If the SSA decides that your condition is so disabling that it impairs you from doing any kind of work, it may approve you for SSD benefits under a “medical vocational allowance.”
What are the other requirements to collect disability benefits?
There are several basic, but stringent qualifications for disability benefits:
- Your pneumoconiosis must either meet the listing criteria, or the SSA must determine that, considering your impairments, age, and education, your disease totally hinders your ability to work at any job.
- A doctor must expect your condition to last a year or longer or result in death.
- You must meet certain work credit or financial requirements, depending on whether you are applying for Social Security Disability Insurance (SSDI) or Supplemental Security Income (SSI) benefits. SSDI applicants must have enough recent work credits on their Social Security records to qualify. SSI applicants must have a very low income and few assets.
Understanding the detailed criteria and determining eligibility can get complicated. We can help you navigate the proess.
How do I prove my disability to the SSA?
You will need to submit all your medical records related to pneumoconiosis and the complications you have experienced. Your records should include:

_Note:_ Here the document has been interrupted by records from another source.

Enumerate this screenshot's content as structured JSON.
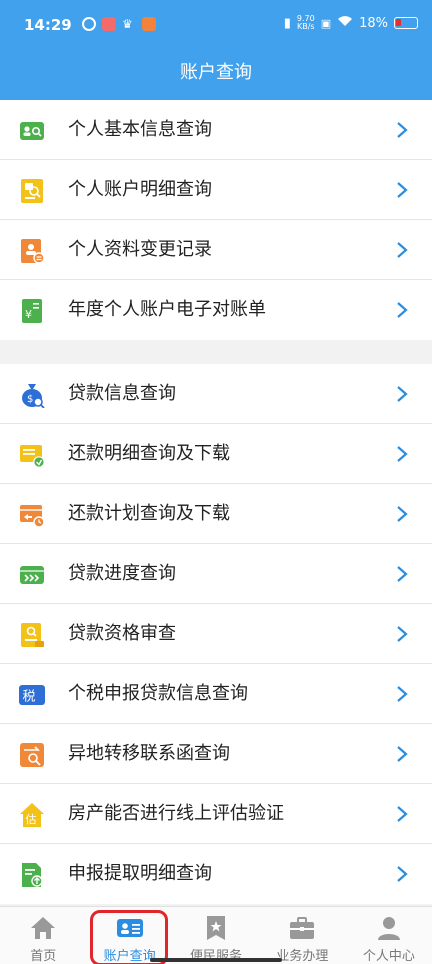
{
  "status_bar": {
    "time": "14:29",
    "net_speed_value": "9.70",
    "net_speed_unit": "KB/s",
    "battery_percent": "18%"
  },
  "header": {
    "title": "账户查询"
  },
  "groups": [
    [
      {
        "label": "个人基本信息查询",
        "icon": "id-card-search-icon"
      },
      {
        "label": "个人账户明细查询",
        "icon": "document-search-icon"
      },
      {
        "label": "个人资料变更记录",
        "icon": "profile-edit-icon"
      },
      {
        "label": "年度个人账户电子对账单",
        "icon": "yuan-statement-icon"
      }
    ],
    [
      {
        "label": "贷款信息查询",
        "icon": "money-bag-search-icon"
      },
      {
        "label": "还款明细查询及下载",
        "icon": "repayment-detail-icon"
      },
      {
        "label": "还款计划查询及下载",
        "icon": "repayment-plan-icon"
      },
      {
        "label": "贷款进度查询",
        "icon": "loan-progress-icon"
      },
      {
        "label": "贷款资格审查",
        "icon": "qualification-icon"
      },
      {
        "label": "个税申报贷款信息查询",
        "icon": "tax-badge-icon"
      },
      {
        "label": "异地转移联系函查询",
        "icon": "transfer-search-icon"
      },
      {
        "label": "房产能否进行线上评估验证",
        "icon": "house-estimate-icon"
      },
      {
        "label": "申报提取明细查询",
        "icon": "withdraw-upload-icon"
      }
    ]
  ],
  "icon_badges": {
    "tax": "税",
    "estimate": "估",
    "yuan": "¥"
  },
  "tabs": [
    {
      "label": "首页",
      "icon": "home-icon"
    },
    {
      "label": "账户查询",
      "icon": "account-card-icon",
      "active": true
    },
    {
      "label": "便民服务",
      "icon": "service-star-icon"
    },
    {
      "label": "业务办理",
      "icon": "briefcase-icon"
    },
    {
      "label": "个人中心",
      "icon": "person-icon"
    }
  ],
  "colors": {
    "primary": "#41a1ec",
    "active_tab": "#2b8de0",
    "highlight_outline": "#e0252c",
    "chevron": "#2b8de0"
  }
}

- Your diagnosis of the disease, confirmed by chest x-ray or other diagnostic imaging
- The signs, side effects, and symptoms you experience
- Doctor’s notes detailing your limitations
- Treatments you have tried and how you reacted to them
- Your prognosis
The SSA will also take non-medical evidence into consideration when evaluating your disability claim. Your written account of your condition and how it is affecting your daily activities and ability to work can be helpful. You can also have your family, employer, social worker, or others who know about your situation to write a statement about your pneumoconiosis is impairing your abilities.
The SSA initially most disability claims, oftentimes because of lack of sufficient medical evidence. This is why it is a good idea to have a Pittsburgh disability lawyer assist you with your application. We will be able to review your paperwork and ensure it is thorough and accurate, and be prepared to appeal your case if the SSA rejects it.
How do I appeal the SSA’s denial of my claim?
If the SSA denied your claim, you have the right to appeal your case. For assistance in Pittsburgh, call Berger and Green and ask for a consultation with a disability lawyer that can help you with your pneumoconiosis case. The call is free and there is no obligation to retain us.
If you are eligible for benefits, we can ask the SSA to reconsider its first decision, which gives you another opportunity to present any additional evidence that can support your case. We can help with documentation, talk to medical professionals about your case, and fight for the benefits you need and deserve.
There are several levels of appeals we can use, if necessary, so do not lose hope if you have run into a roadblock. Call our office in Pittsburgh today at 412-612-1400 to see how we can help.